In 2006 Jayne County, Ginger Coyote, Cherry Vanilla and Holly Woodlawn, under the name of Four On The Floor, gave The Shirelles 1960 record “Boys” the Superstar treatment. Trashy good fun from pop culture immortals.

The notorious Ginger Coyote of Punk Globe Magazine and The White Trash Debutantes  was nice enough to share with me a bit of info about the recording session that spawned “Boys.”

Jayne and I wanted to do a joint recording project so when Jayne came to Los Angeles we went into rehearsals with the band Jasten King on Guitar, Brian Hill on drums and the late Willy Graves on bass. The White Trash Debutantes had written and recorded a song called Punk Rak RepubliKKKan. I played it for Jayne and she liked it but felt punk rock was to limiting so she re-wrote the lyrics and we decided that Rock n Roll RepubliKKKan would work.. She also had another song she really wanted to record and that was “Transgeneration” about how Transgender people have been put in very high regard in many cultures in history. Sadly, they have not gotten the fair shake from Christianity.. It is a call to let people know that Transgender people will not take the Bullshit anymore… The third song we recorded we enlisted the fabulous Cherry Vanilla and Holly Woodlawn to record a cover of “Boys”.. It become such a fun song to record we added Constance Cooper and Don Bolles (Germs) on the recording… Making an extended version of the song…. There was a Video made of the last days recording….. It was a great recording session and we got alot done in just a few days…”

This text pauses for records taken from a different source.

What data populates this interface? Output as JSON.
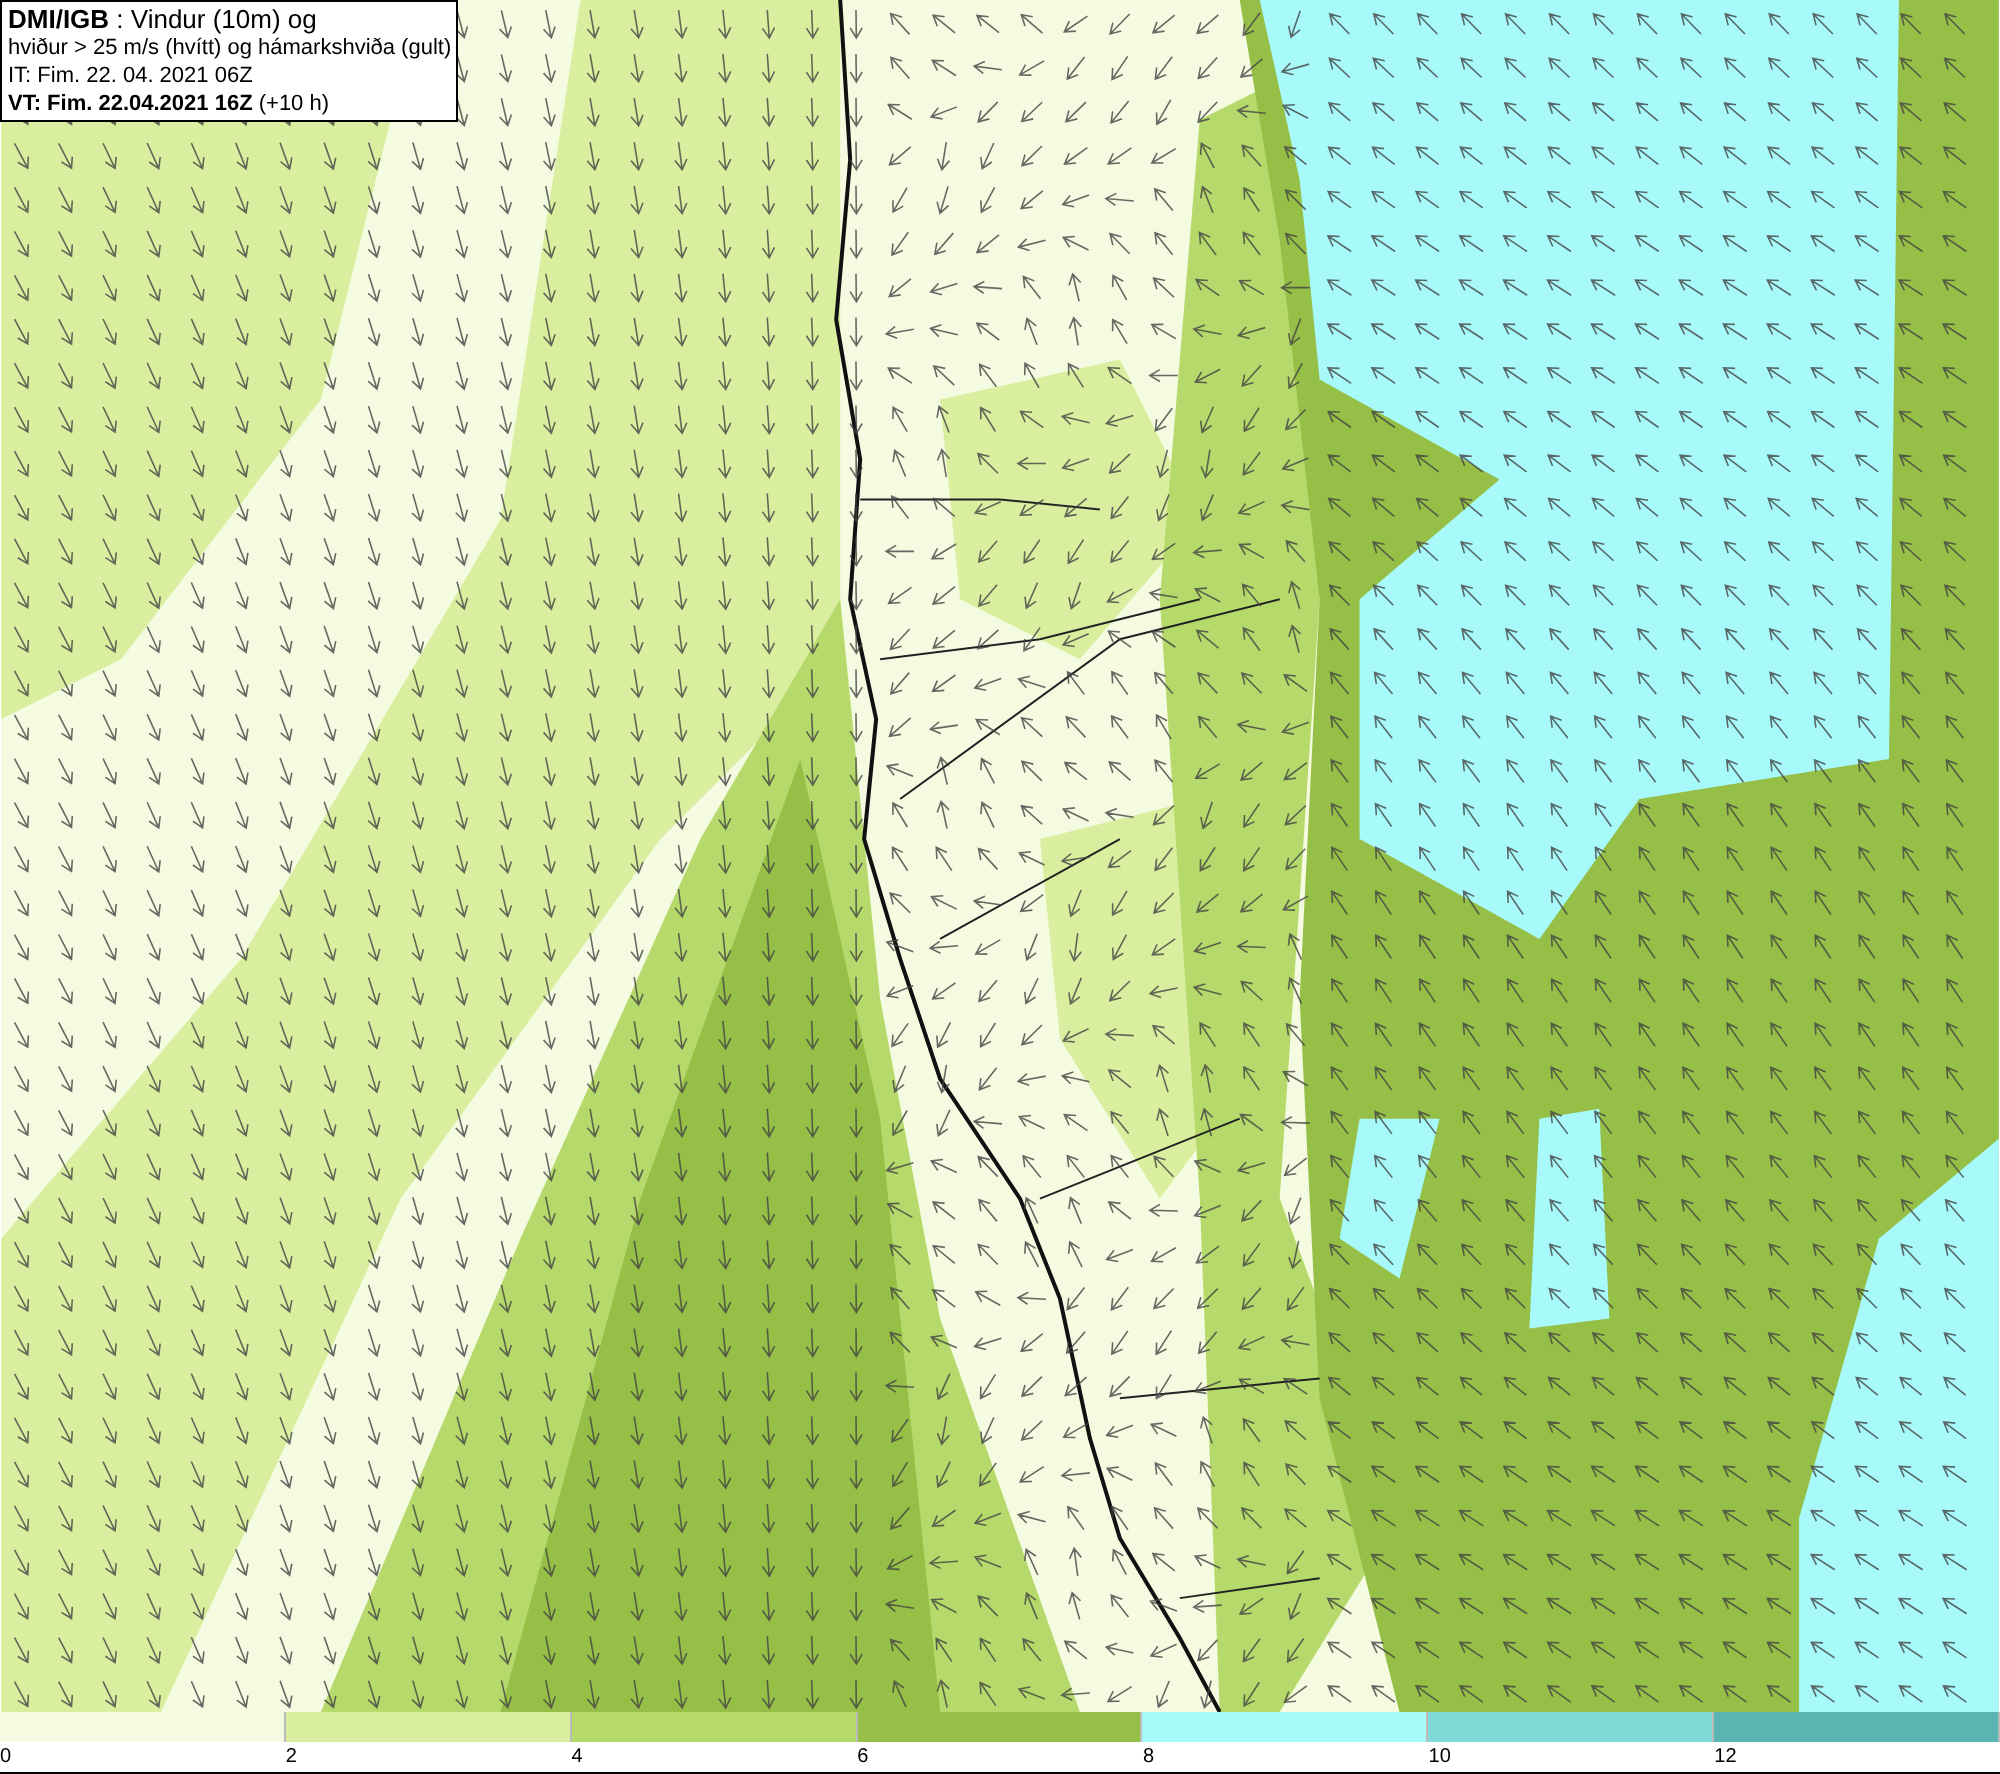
{
  "info_box": {
    "lines": [
      "**DMI/IGB** : Vindur (10m) og",
      "hviður > 25 m/s (hvítt) og hámarkshviða (gult)",
      "IT: Fim. 22. 04. 2021 06Z",
      "**VT: Fim. 22.04.2021 16Z** (+10 h)"
    ]
  },
  "legend": [
    {
      "label": "0",
      "color": "#f5fbe0"
    },
    {
      "label": "2",
      "color": "#d9ef9f"
    },
    {
      "label": "4",
      "color": "#b5d96a"
    },
    {
      "label": "6",
      "color": "#95bf46"
    },
    {
      "label": "8",
      "color": "#a8fafa"
    },
    {
      "label": "10",
      "color": "#7fd9d6"
    },
    {
      "label": "12",
      "color": "#5ab5b2"
    }
  ]
}
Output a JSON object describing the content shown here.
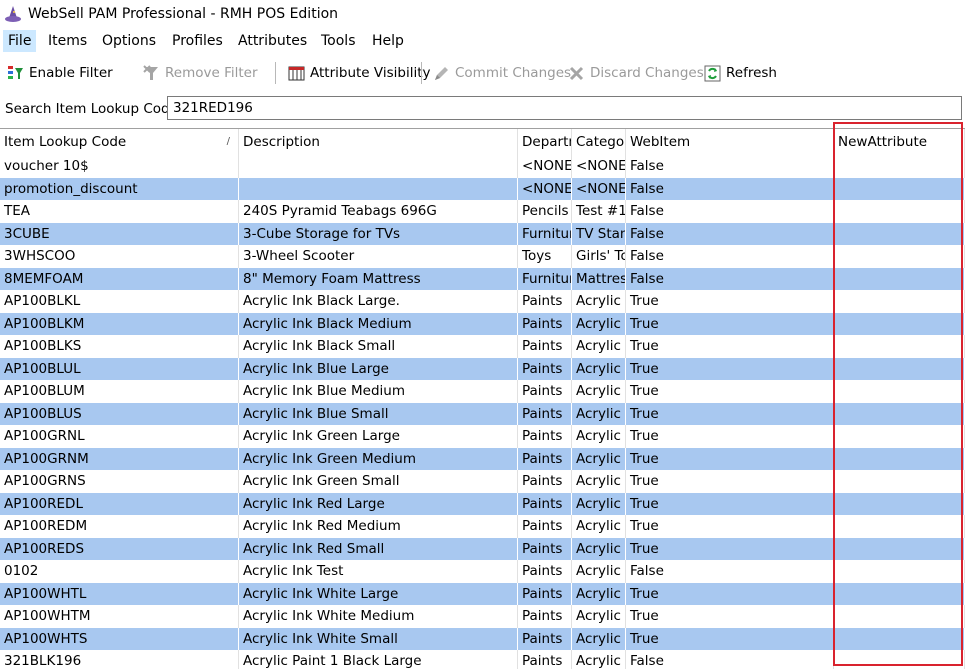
{
  "window": {
    "title": "WebSell PAM Professional - RMH POS Edition"
  },
  "menu": [
    {
      "label": "File",
      "active": true
    },
    {
      "label": "Items"
    },
    {
      "label": "Options"
    },
    {
      "label": "Profiles"
    },
    {
      "label": "Attributes"
    },
    {
      "label": "Tools"
    },
    {
      "label": "Help"
    }
  ],
  "toolbar": {
    "enable_filter": "Enable Filter",
    "remove_filter": "Remove Filter",
    "attribute_visibility": "Attribute Visibility",
    "commit_changes": "Commit Changes",
    "discard_changes": "Discard Changes",
    "refresh": "Refresh"
  },
  "search": {
    "label": "Search Item Lookup Code:",
    "value": "321RED196"
  },
  "grid": {
    "columns": [
      "Item Lookup Code",
      "Description",
      "Department",
      "Category",
      "WebItem",
      "NewAttribute"
    ],
    "rows": [
      [
        "voucher 10$",
        "",
        "<NONE>",
        "<NONE>",
        "False",
        ""
      ],
      [
        "promotion_discount",
        "",
        "<NONE>",
        "<NONE>",
        "False",
        ""
      ],
      [
        "TEA",
        "240S Pyramid Teabags 696G",
        "Pencils",
        "Test #1",
        "False",
        ""
      ],
      [
        "3CUBE",
        "3-Cube Storage for TVs",
        "Furniture",
        "TV Stands",
        "False",
        ""
      ],
      [
        "3WHSCOO",
        "3-Wheel Scooter",
        "Toys",
        "Girls' Toys",
        "False",
        ""
      ],
      [
        "8MEMFOAM",
        "8\" Memory Foam Mattress",
        "Furniture",
        "Mattress",
        "False",
        ""
      ],
      [
        "AP100BLKL",
        "Acrylic Ink Black Large.",
        "Paints",
        "Acrylic Paints",
        "True",
        ""
      ],
      [
        "AP100BLKM",
        "Acrylic Ink Black Medium",
        "Paints",
        "Acrylic Paints",
        "True",
        ""
      ],
      [
        "AP100BLKS",
        "Acrylic Ink Black Small",
        "Paints",
        "Acrylic Paints",
        "True",
        ""
      ],
      [
        "AP100BLUL",
        "Acrylic Ink Blue Large",
        "Paints",
        "Acrylic Paints",
        "True",
        ""
      ],
      [
        "AP100BLUM",
        "Acrylic Ink Blue Medium",
        "Paints",
        "Acrylic Paints",
        "True",
        ""
      ],
      [
        "AP100BLUS",
        "Acrylic Ink Blue Small",
        "Paints",
        "Acrylic Paints",
        "True",
        ""
      ],
      [
        "AP100GRNL",
        "Acrylic Ink Green Large",
        "Paints",
        "Acrylic Paints",
        "True",
        ""
      ],
      [
        "AP100GRNM",
        "Acrylic Ink Green Medium",
        "Paints",
        "Acrylic Paints",
        "True",
        ""
      ],
      [
        "AP100GRNS",
        "Acrylic Ink Green Small",
        "Paints",
        "Acrylic Paints",
        "True",
        ""
      ],
      [
        "AP100REDL",
        "Acrylic Ink Red Large",
        "Paints",
        "Acrylic Paints",
        "True",
        ""
      ],
      [
        "AP100REDM",
        "Acrylic Ink Red Medium",
        "Paints",
        "Acrylic Paints",
        "True",
        ""
      ],
      [
        "AP100REDS",
        "Acrylic Ink Red Small",
        "Paints",
        "Acrylic Paints",
        "True",
        ""
      ],
      [
        "0102",
        "Acrylic Ink Test",
        "Paints",
        "Acrylic Paints",
        "False",
        ""
      ],
      [
        "AP100WHTL",
        "Acrylic Ink White Large",
        "Paints",
        "Acrylic Paints",
        "True",
        ""
      ],
      [
        "AP100WHTM",
        "Acrylic Ink White Medium",
        "Paints",
        "Acrylic Paints",
        "True",
        ""
      ],
      [
        "AP100WHTS",
        "Acrylic Ink White Small",
        "Paints",
        "Acrylic Paints",
        "True",
        ""
      ],
      [
        "321BLK196",
        "Acrylic Paint 1 Black Large",
        "Paints",
        "Acrylic Paints",
        "False",
        ""
      ]
    ]
  },
  "colors": {
    "alt_row": "#a8c8f0",
    "highlight_border": "#d9232e",
    "menu_active": "#cce8ff"
  },
  "icons": {
    "app": "wizard-hat-icon",
    "enable_filter": "funnel-add-icon",
    "remove_filter": "funnel-remove-icon",
    "attribute_visibility": "column-grid-icon",
    "commit_changes": "pencil-commit-icon",
    "discard_changes": "x-discard-icon",
    "refresh": "refresh-icon"
  }
}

Here’s Four On The Floor’s “Boys” with lots of boys.
 

Posted by Marc Campbell | Leave a comment